Dataset rows for apps and sites
* * * * * * *
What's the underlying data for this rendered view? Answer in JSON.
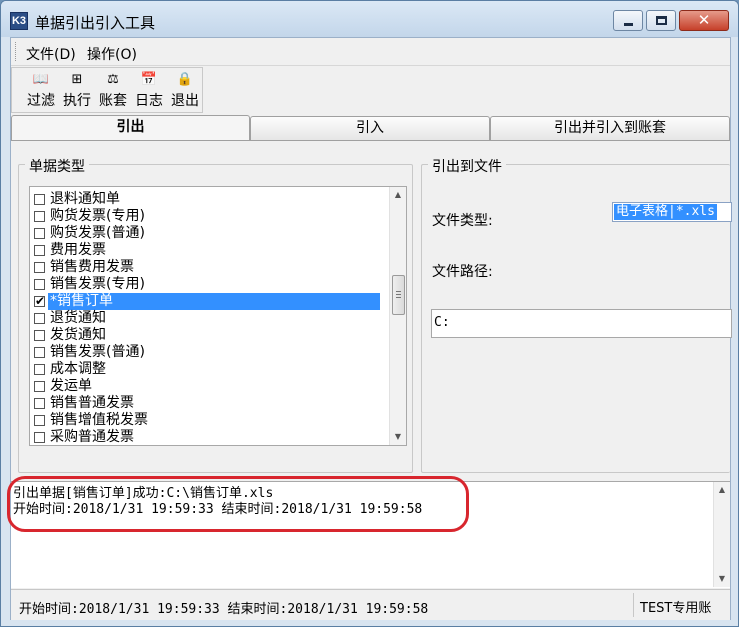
{
  "window": {
    "title": "单据引出引入工具",
    "icon_text": "K3",
    "controls": {
      "minimize": "–",
      "maximize": "□",
      "close": "✕"
    }
  },
  "menubar": {
    "items": [
      {
        "label": "文件(D)"
      },
      {
        "label": "操作(O)"
      }
    ]
  },
  "toolbar": {
    "buttons": [
      {
        "label": "过滤",
        "icon": "book-icon",
        "glyph": "📖"
      },
      {
        "label": "执行",
        "icon": "grid-icon",
        "glyph": "⊞"
      },
      {
        "label": "账套",
        "icon": "ledger-icon",
        "glyph": "⚖"
      },
      {
        "label": "日志",
        "icon": "calendar-icon",
        "glyph": "📅"
      },
      {
        "label": "退出",
        "icon": "exit-icon",
        "glyph": "🔒"
      }
    ]
  },
  "tabs": [
    {
      "label": "引出",
      "active": true
    },
    {
      "label": "引入",
      "active": false
    },
    {
      "label": "引出并引入到账套",
      "active": false
    }
  ],
  "doc_types": {
    "legend": "单据类型",
    "items": [
      {
        "label": "退料通知单",
        "checked": false
      },
      {
        "label": "购货发票(专用)",
        "checked": false
      },
      {
        "label": "购货发票(普通)",
        "checked": false
      },
      {
        "label": "费用发票",
        "checked": false
      },
      {
        "label": "销售费用发票",
        "checked": false
      },
      {
        "label": "销售发票(专用)",
        "checked": false
      },
      {
        "label": "*销售订单",
        "checked": true,
        "selected": true
      },
      {
        "label": "退货通知",
        "checked": false
      },
      {
        "label": "发货通知",
        "checked": false
      },
      {
        "label": "销售发票(普通)",
        "checked": false
      },
      {
        "label": "成本调整",
        "checked": false
      },
      {
        "label": "发运单",
        "checked": false
      },
      {
        "label": "销售普通发票",
        "checked": false
      },
      {
        "label": "销售增值税发票",
        "checked": false
      },
      {
        "label": "采购普通发票",
        "checked": false
      }
    ],
    "check_mark": "✔"
  },
  "export_to_file": {
    "legend": "引出到文件",
    "file_type_label": "文件类型:",
    "file_type_value": "电子表格|*.xls",
    "file_path_label": "文件路径:",
    "file_path_value": "C:"
  },
  "log": {
    "lines": [
      "引出单据[销售订单]成功:C:\\销售订单.xls",
      "开始时间:2018/1/31 19:59:33 结束时间:2018/1/31 19:59:58"
    ]
  },
  "statusbar": {
    "time_text": "开始时间:2018/1/31 19:59:33 结束时间:2018/1/31 19:59:58",
    "right_text": "TEST专用账"
  }
}
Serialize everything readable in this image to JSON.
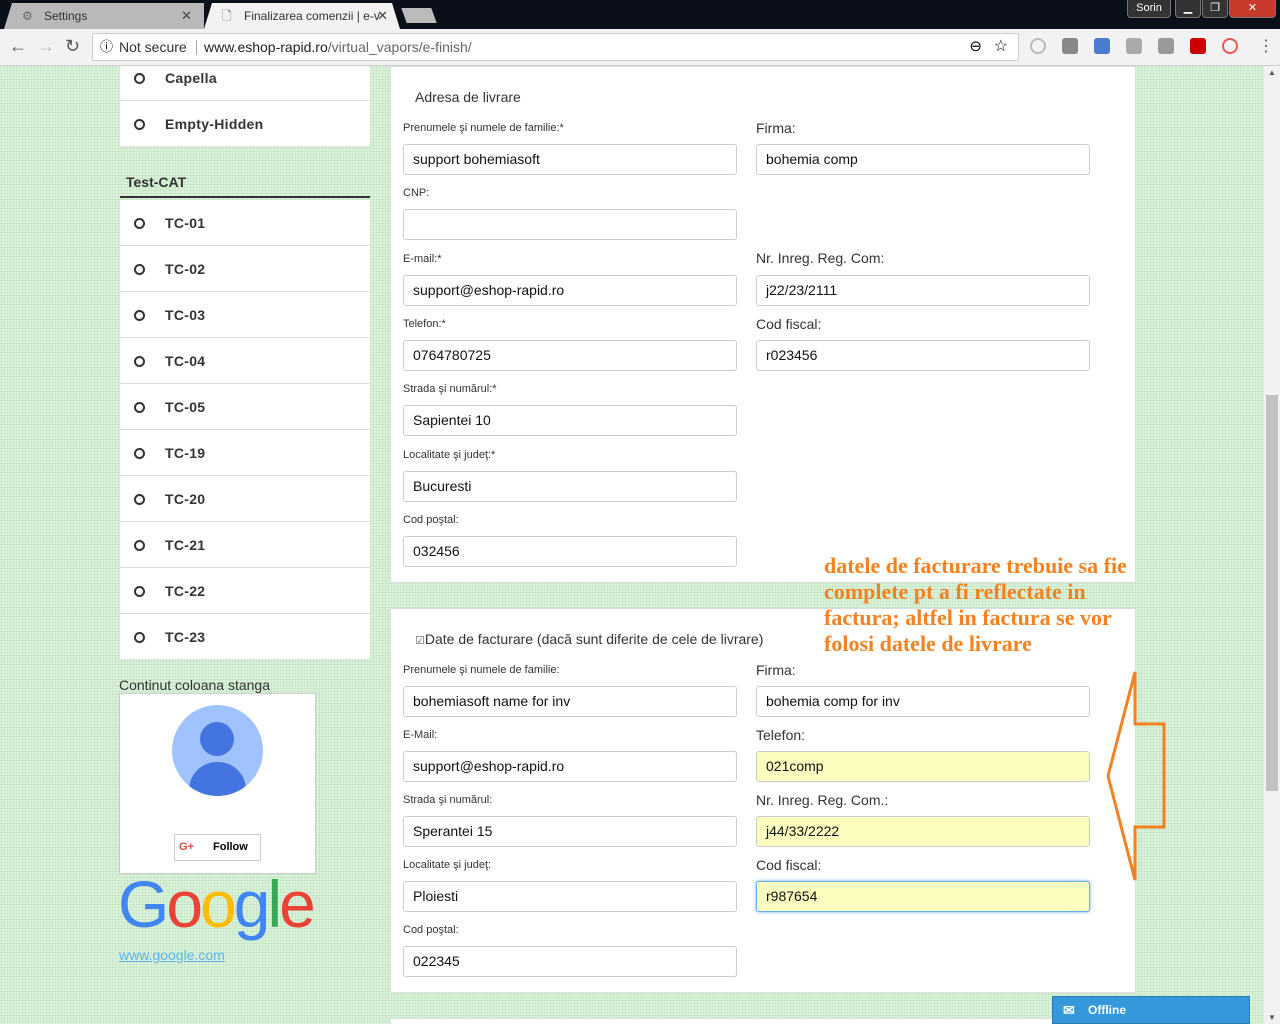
{
  "browser": {
    "tabs": [
      {
        "label": "Settings",
        "icon": "gear-icon"
      },
      {
        "label": "Finalizarea comenzii | e-v",
        "icon": "page-icon"
      }
    ],
    "user": "Sorin",
    "security": "Not secure",
    "url_host": "www.eshop-rapid.ro",
    "url_path": "/virtual_vapors/e-finish/"
  },
  "sidebar": {
    "top_items": [
      "Capella",
      "Empty-Hidden"
    ],
    "category": "Test-CAT",
    "items": [
      "TC-01",
      "TC-02",
      "TC-03",
      "TC-04",
      "TC-05",
      "TC-19",
      "TC-20",
      "TC-21",
      "TC-22",
      "TC-23"
    ],
    "widget_title": "Continut coloana stanga",
    "follow": "Follow",
    "google_logo": "Google",
    "google_link": "www.google.com"
  },
  "delivery": {
    "title": "Adresa de livrare",
    "name_label": "Prenumele şi numele de familie:*",
    "name": "support bohemiasoft",
    "company_label": "Firma:",
    "company": "bohemia comp",
    "cnp_label": "CNP:",
    "cnp": "",
    "email_label": "E-mail:*",
    "email": "support@eshop-rapid.ro",
    "reg_label": "Nr. Inreg. Reg. Com:",
    "reg": "j22/23/2111",
    "phone_label": "Telefon:*",
    "phone": "0764780725",
    "fiscal_label": "Cod fiscal:",
    "fiscal": "r023456",
    "street_label": "Strada şi numărul:*",
    "street": "Sapientei 10",
    "city_label": "Localitate şi judeţ:*",
    "city": "Bucuresti",
    "zip_label": "Cod poştal:",
    "zip": "032456"
  },
  "billing": {
    "checkbox_label": "Date de facturare (dacă sunt diferite de cele de livrare)",
    "checked": true,
    "name_label": "Prenumele şi numele de familie:",
    "name": "bohemiasoft name for inv",
    "company_label": "Firma:",
    "company": "bohemia comp for inv",
    "email_label": "E-Mail:",
    "email": "support@eshop-rapid.ro",
    "phone_label": "Telefon:",
    "phone": "021comp",
    "street_label": "Strada şi numărul:",
    "street": "Sperantei 15",
    "reg_label": "Nr. Inreg. Reg. Com.:",
    "reg": "j44/33/2222",
    "city_label": "Localitate şi judeţ:",
    "city": "Ploiesti",
    "fiscal_label": "Cod fiscal:",
    "fiscal": "r987654",
    "zip_label": "Cod poştal:",
    "zip": "022345"
  },
  "annotation": "datele de facturare trebuie sa fie complete pt a fi reflectate in factura; altfel in factura se vor folosi datele de livrare",
  "chat": {
    "label": "Offline",
    "icon": "envelope-icon"
  },
  "colors": {
    "annotation": "#f58220",
    "chat": "#3498db",
    "autofill": "#fbfdbe"
  }
}
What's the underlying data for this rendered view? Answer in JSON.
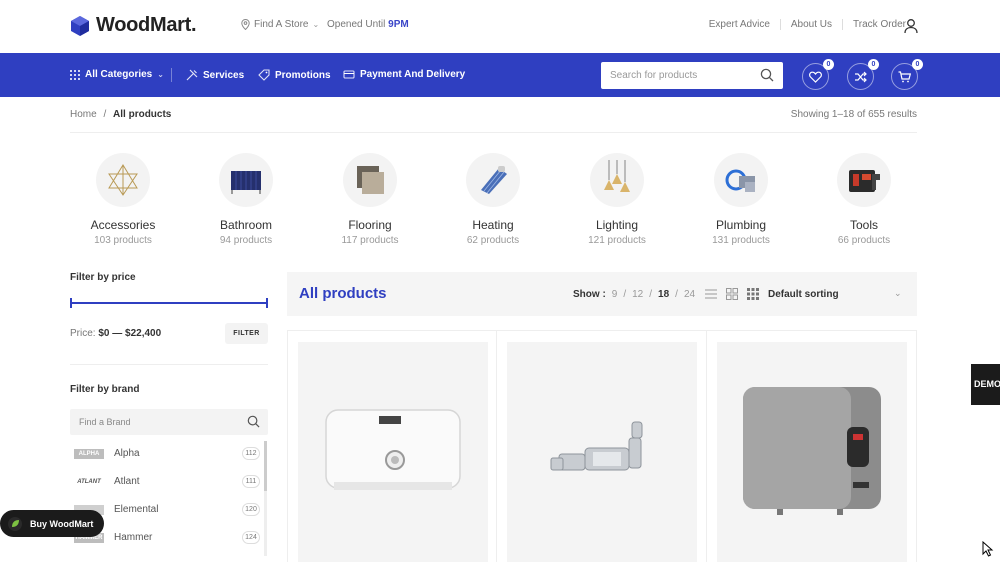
{
  "header": {
    "logo_text": "WoodMart.",
    "find_store": "Find A Store",
    "opened_label": "Opened Until",
    "opened_time": "9PM",
    "links": [
      "Expert Advice",
      "About Us",
      "Track Order"
    ],
    "user_icon": "user-icon"
  },
  "nav": {
    "all_categories": "All Categories",
    "services": "Services",
    "promotions": "Promotions",
    "payment": "Payment And Delivery",
    "search_placeholder": "Search for products",
    "wishlist_count": "0",
    "compare_count": "0",
    "cart_count": "0",
    "accent": "#2f3fc1"
  },
  "breadcrumb": {
    "home": "Home",
    "separator": "/",
    "current": "All products",
    "results": "Showing 1–18 of 655 results"
  },
  "categories": [
    {
      "name": "Accessories",
      "count": "103 products"
    },
    {
      "name": "Bathroom",
      "count": "94 products"
    },
    {
      "name": "Flooring",
      "count": "117 products"
    },
    {
      "name": "Heating",
      "count": "62 products"
    },
    {
      "name": "Lighting",
      "count": "121 products"
    },
    {
      "name": "Plumbing",
      "count": "131 products"
    },
    {
      "name": "Tools",
      "count": "66 products"
    }
  ],
  "sidebar": {
    "price_title": "Filter by price",
    "price_label": "Price:",
    "price_min": "$0",
    "price_dash": "—",
    "price_max": "$22,400",
    "filter_button": "FILTER",
    "brand_title": "Filter by brand",
    "brand_placeholder": "Find a Brand",
    "brands": [
      {
        "name": "Alpha",
        "count": "112",
        "logo": "ALPHA"
      },
      {
        "name": "Atlant",
        "count": "111",
        "logo": "ATLANT"
      },
      {
        "name": "Elemental",
        "count": "120",
        "logo": ""
      },
      {
        "name": "Hammer",
        "count": "124",
        "logo": "HAMMER"
      }
    ]
  },
  "buy_button": "Buy WoodMart",
  "main": {
    "title": "All products",
    "show_label": "Show :",
    "show_options": [
      "9",
      "12",
      "18",
      "24"
    ],
    "show_active": "18",
    "sorting": "Default sorting"
  },
  "demo_tab": "DEMO"
}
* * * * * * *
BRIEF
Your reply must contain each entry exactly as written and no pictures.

EXERCISE SOLUTION
What's the underlying data for this rendered view? Answer in JSON.
{
  "window": {
    "title": "单据引出引入工具",
    "icon_text": "K3",
    "controls": {
      "minimize": "–",
      "maximize": "□",
      "close": "✕"
    }
  },
  "menubar": {
    "items": [
      {
        "label": "文件(D)"
      },
      {
        "label": "操作(O)"
      }
    ]
  },
  "toolbar": {
    "buttons": [
      {
        "label": "过滤",
        "icon": "book-icon",
        "glyph": "📖"
      },
      {
        "label": "执行",
        "icon": "grid-icon",
        "glyph": "⊞"
      },
      {
        "label": "账套",
        "icon": "ledger-icon",
        "glyph": "⚖"
      },
      {
        "label": "日志",
        "icon": "calendar-icon",
        "glyph": "📅"
      },
      {
        "label": "退出",
        "icon": "exit-icon",
        "glyph": "🔒"
      }
    ]
  },
  "tabs": [
    {
      "label": "引出",
      "active": true
    },
    {
      "label": "引入",
      "active": false
    },
    {
      "label": "引出并引入到账套",
      "active": false
    }
  ],
  "doc_types": {
    "legend": "单据类型",
    "items": [
      {
        "label": "退料通知单",
        "checked": false
      },
      {
        "label": "购货发票(专用)",
        "checked": false
      },
      {
        "label": "购货发票(普通)",
        "checked": false
      },
      {
        "label": "费用发票",
        "checked": false
      },
      {
        "label": "销售费用发票",
        "checked": false
      },
      {
        "label": "销售发票(专用)",
        "checked": false
      },
      {
        "label": "*销售订单",
        "checked": true,
        "selected": true
      },
      {
        "label": "退货通知",
        "checked": false
      },
      {
        "label": "发货通知",
        "checked": false
      },
      {
        "label": "销售发票(普通)",
        "checked": false
      },
      {
        "label": "成本调整",
        "checked": false
      },
      {
        "label": "发运单",
        "checked": false
      },
      {
        "label": "销售普通发票",
        "checked": false
      },
      {
        "label": "销售增值税发票",
        "checked": false
      },
      {
        "label": "采购普通发票",
        "checked": false
      }
    ],
    "check_mark": "✔"
  },
  "export_to_file": {
    "legend": "引出到文件",
    "file_type_label": "文件类型:",
    "file_type_value": "电子表格|*.xls",
    "file_path_label": "文件路径:",
    "file_path_value": "C:"
  },
  "log": {
    "lines": [
      "引出单据[销售订单]成功:C:\\销售订单.xls",
      "开始时间:2018/1/31 19:59:33 结束时间:2018/1/31 19:59:58"
    ]
  },
  "statusbar": {
    "time_text": "开始时间:2018/1/31 19:59:33 结束时间:2018/1/31 19:59:58",
    "right_text": "TEST专用账"
  }
}
Serialize everything readable in this image to JSON.
{
  "browser": {
    "tabs": [
      {
        "label": "Settings",
        "icon": "gear-icon"
      },
      {
        "label": "Finalizarea comenzii | e-v",
        "icon": "page-icon"
      }
    ],
    "user": "Sorin",
    "security": "Not secure",
    "url_host": "www.eshop-rapid.ro",
    "url_path": "/virtual_vapors/e-finish/"
  },
  "sidebar": {
    "top_items": [
      "Capella",
      "Empty-Hidden"
    ],
    "category": "Test-CAT",
    "items": [
      "TC-01",
      "TC-02",
      "TC-03",
      "TC-04",
      "TC-05",
      "TC-19",
      "TC-20",
      "TC-21",
      "TC-22",
      "TC-23"
    ],
    "widget_title": "Continut coloana stanga",
    "follow": "Follow",
    "google_logo": "Google",
    "google_link": "www.google.com"
  },
  "delivery": {
    "title": "Adresa de livrare",
    "name_label": "Prenumele şi numele de familie:*",
    "name": "support bohemiasoft",
    "company_label": "Firma:",
    "company": "bohemia comp",
    "cnp_label": "CNP:",
    "cnp": "",
    "email_label": "E-mail:*",
    "email": "support@eshop-rapid.ro",
    "reg_label": "Nr. Inreg. Reg. Com:",
    "reg": "j22/23/2111",
    "phone_label": "Telefon:*",
    "phone": "0764780725",
    "fiscal_label": "Cod fiscal:",
    "fiscal": "r023456",
    "street_label": "Strada şi numărul:*",
    "street": "Sapientei 10",
    "city_label": "Localitate şi judeţ:*",
    "city": "Bucuresti",
    "zip_label": "Cod poştal:",
    "zip": "032456"
  },
  "billing": {
    "checkbox_label": "Date de facturare (dacă sunt diferite de cele de livrare)",
    "checked": true,
    "name_label": "Prenumele şi numele de familie:",
    "name": "bohemiasoft name for inv",
    "company_label": "Firma:",
    "company": "bohemia comp for inv",
    "email_label": "E-Mail:",
    "email": "support@eshop-rapid.ro",
    "phone_label": "Telefon:",
    "phone": "021comp",
    "street_label": "Strada şi numărul:",
    "street": "Sperantei 15",
    "reg_label": "Nr. Inreg. Reg. Com.:",
    "reg": "j44/33/2222",
    "city_label": "Localitate şi judeţ:",
    "city": "Ploiesti",
    "fiscal_label": "Cod fiscal:",
    "fiscal": "r987654",
    "zip_label": "Cod poştal:",
    "zip": "022345"
  },
  "annotation": "datele de facturare trebuie sa fie complete pt a fi reflectate in factura; altfel in factura se vor folosi datele de livrare",
  "chat": {
    "label": "Offline",
    "icon": "envelope-icon"
  },
  "colors": {
    "annotation": "#f58220",
    "chat": "#3498db",
    "autofill": "#fbfdbe"
  }
}
What's the underlying data for this rendered view? Answer in JSON.
{
  "header": {
    "logo_text": "WoodMart.",
    "find_store": "Find A Store",
    "opened_label": "Opened Until",
    "opened_time": "9PM",
    "links": [
      "Expert Advice",
      "About Us",
      "Track Order"
    ],
    "user_icon": "user-icon"
  },
  "nav": {
    "all_categories": "All Categories",
    "services": "Services",
    "promotions": "Promotions",
    "payment": "Payment And Delivery",
    "search_placeholder": "Search for products",
    "wishlist_count": "0",
    "compare_count": "0",
    "cart_count": "0",
    "accent": "#2f3fc1"
  },
  "breadcrumb": {
    "home": "Home",
    "separator": "/",
    "current": "All products",
    "results": "Showing 1–18 of 655 results"
  },
  "categories": [
    {
      "name": "Accessories",
      "count": "103 products"
    },
    {
      "name": "Bathroom",
      "count": "94 products"
    },
    {
      "name": "Flooring",
      "count": "117 products"
    },
    {
      "name": "Heating",
      "count": "62 products"
    },
    {
      "name": "Lighting",
      "count": "121 products"
    },
    {
      "name": "Plumbing",
      "count": "131 products"
    },
    {
      "name": "Tools",
      "count": "66 products"
    }
  ],
  "sidebar": {
    "price_title": "Filter by price",
    "price_label": "Price:",
    "price_min": "$0",
    "price_dash": "—",
    "price_max": "$22,400",
    "filter_button": "FILTER",
    "brand_title": "Filter by brand",
    "brand_placeholder": "Find a Brand",
    "brands": [
      {
        "name": "Alpha",
        "count": "112",
        "logo": "ALPHA"
      },
      {
        "name": "Atlant",
        "count": "111",
        "logo": "ATLANT"
      },
      {
        "name": "Elemental",
        "count": "120",
        "logo": ""
      },
      {
        "name": "Hammer",
        "count": "124",
        "logo": "HAMMER"
      }
    ]
  },
  "buy_button": "Buy WoodMart",
  "main": {
    "title": "All products",
    "show_label": "Show :",
    "show_options": [
      "9",
      "12",
      "18",
      "24"
    ],
    "show_active": "18",
    "sorting": "Default sorting"
  },
  "demo_tab": "DEMO"
}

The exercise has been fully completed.